Data about app and page elements
-*-*-
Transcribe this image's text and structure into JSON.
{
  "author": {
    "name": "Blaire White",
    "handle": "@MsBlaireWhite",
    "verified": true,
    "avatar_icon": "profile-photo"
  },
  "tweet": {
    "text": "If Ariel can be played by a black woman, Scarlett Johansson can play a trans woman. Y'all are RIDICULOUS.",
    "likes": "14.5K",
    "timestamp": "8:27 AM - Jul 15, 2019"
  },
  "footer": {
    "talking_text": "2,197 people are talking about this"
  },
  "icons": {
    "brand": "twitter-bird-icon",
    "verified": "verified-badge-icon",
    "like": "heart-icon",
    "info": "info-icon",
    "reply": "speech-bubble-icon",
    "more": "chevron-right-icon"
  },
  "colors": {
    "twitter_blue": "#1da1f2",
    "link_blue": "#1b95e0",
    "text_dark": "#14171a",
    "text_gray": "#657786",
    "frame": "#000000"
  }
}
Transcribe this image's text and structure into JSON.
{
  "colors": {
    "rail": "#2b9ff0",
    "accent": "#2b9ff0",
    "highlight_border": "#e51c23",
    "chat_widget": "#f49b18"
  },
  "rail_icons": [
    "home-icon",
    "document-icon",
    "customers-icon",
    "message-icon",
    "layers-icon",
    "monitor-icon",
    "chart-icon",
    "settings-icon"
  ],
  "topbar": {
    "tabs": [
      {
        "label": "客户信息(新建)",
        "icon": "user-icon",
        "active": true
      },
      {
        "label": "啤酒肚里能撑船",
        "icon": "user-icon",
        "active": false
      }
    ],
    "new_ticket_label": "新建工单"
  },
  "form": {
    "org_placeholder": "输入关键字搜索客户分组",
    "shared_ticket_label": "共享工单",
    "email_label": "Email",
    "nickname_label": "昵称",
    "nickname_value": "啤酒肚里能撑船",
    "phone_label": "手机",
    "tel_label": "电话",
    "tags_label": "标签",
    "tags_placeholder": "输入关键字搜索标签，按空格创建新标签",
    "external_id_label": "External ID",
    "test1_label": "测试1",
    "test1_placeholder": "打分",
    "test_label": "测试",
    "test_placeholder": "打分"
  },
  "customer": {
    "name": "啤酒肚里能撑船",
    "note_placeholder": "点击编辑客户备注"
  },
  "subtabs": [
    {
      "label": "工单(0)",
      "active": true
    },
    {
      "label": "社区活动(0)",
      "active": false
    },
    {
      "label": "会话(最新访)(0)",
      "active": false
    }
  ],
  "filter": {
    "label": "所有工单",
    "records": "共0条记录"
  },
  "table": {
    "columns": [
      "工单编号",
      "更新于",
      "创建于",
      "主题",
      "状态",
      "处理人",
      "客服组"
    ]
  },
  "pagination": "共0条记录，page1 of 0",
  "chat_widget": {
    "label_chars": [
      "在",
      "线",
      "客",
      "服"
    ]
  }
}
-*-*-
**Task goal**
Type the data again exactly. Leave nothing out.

**The completed task**
Transcribe this image's text and structure into JSON.
{
  "author": {
    "name": "Blaire White",
    "handle": "@MsBlaireWhite",
    "verified": true,
    "avatar_icon": "profile-photo"
  },
  "tweet": {
    "text": "If Ariel can be played by a black woman, Scarlett Johansson can play a trans woman. Y'all are RIDICULOUS.",
    "likes": "14.5K",
    "timestamp": "8:27 AM - Jul 15, 2019"
  },
  "footer": {
    "talking_text": "2,197 people are talking about this"
  },
  "icons": {
    "brand": "twitter-bird-icon",
    "verified": "verified-badge-icon",
    "like": "heart-icon",
    "info": "info-icon",
    "reply": "speech-bubble-icon",
    "more": "chevron-right-icon"
  },
  "colors": {
    "twitter_blue": "#1da1f2",
    "link_blue": "#1b95e0",
    "text_dark": "#14171a",
    "text_gray": "#657786",
    "frame": "#000000"
  }
}
Transcribe this image's text and structure into JSON.
{
  "colors": {
    "rail": "#2b9ff0",
    "accent": "#2b9ff0",
    "highlight_border": "#e51c23",
    "chat_widget": "#f49b18"
  },
  "rail_icons": [
    "home-icon",
    "document-icon",
    "customers-icon",
    "message-icon",
    "layers-icon",
    "monitor-icon",
    "chart-icon",
    "settings-icon"
  ],
  "topbar": {
    "tabs": [
      {
        "label": "客户信息(新建)",
        "icon": "user-icon",
        "active": true
      },
      {
        "label": "啤酒肚里能撑船",
        "icon": "user-icon",
        "active": false
      }
    ],
    "new_ticket_label": "新建工单"
  },
  "form": {
    "org_placeholder": "输入关键字搜索客户分组",
    "shared_ticket_label": "共享工单",
    "email_label": "Email",
    "nickname_label": "昵称",
    "nickname_value": "啤酒肚里能撑船",
    "phone_label": "手机",
    "tel_label": "电话",
    "tags_label": "标签",
    "tags_placeholder": "输入关键字搜索标签，按空格创建新标签",
    "external_id_label": "External ID",
    "test1_label": "测试1",
    "test1_placeholder": "打分",
    "test_label": "测试",
    "test_placeholder": "打分"
  },
  "customer": {
    "name": "啤酒肚里能撑船",
    "note_placeholder": "点击编辑客户备注"
  },
  "subtabs": [
    {
      "label": "工单(0)",
      "active": true
    },
    {
      "label": "社区活动(0)",
      "active": false
    },
    {
      "label": "会话(最新访)(0)",
      "active": false
    }
  ],
  "filter": {
    "label": "所有工单",
    "records": "共0条记录"
  },
  "table": {
    "columns": [
      "工单编号",
      "更新于",
      "创建于",
      "主题",
      "状态",
      "处理人",
      "客服组"
    ]
  },
  "pagination": "共0条记录，page1 of 0",
  "chat_widget": {
    "label_chars": [
      "在",
      "线",
      "客",
      "服"
    ]
  }
}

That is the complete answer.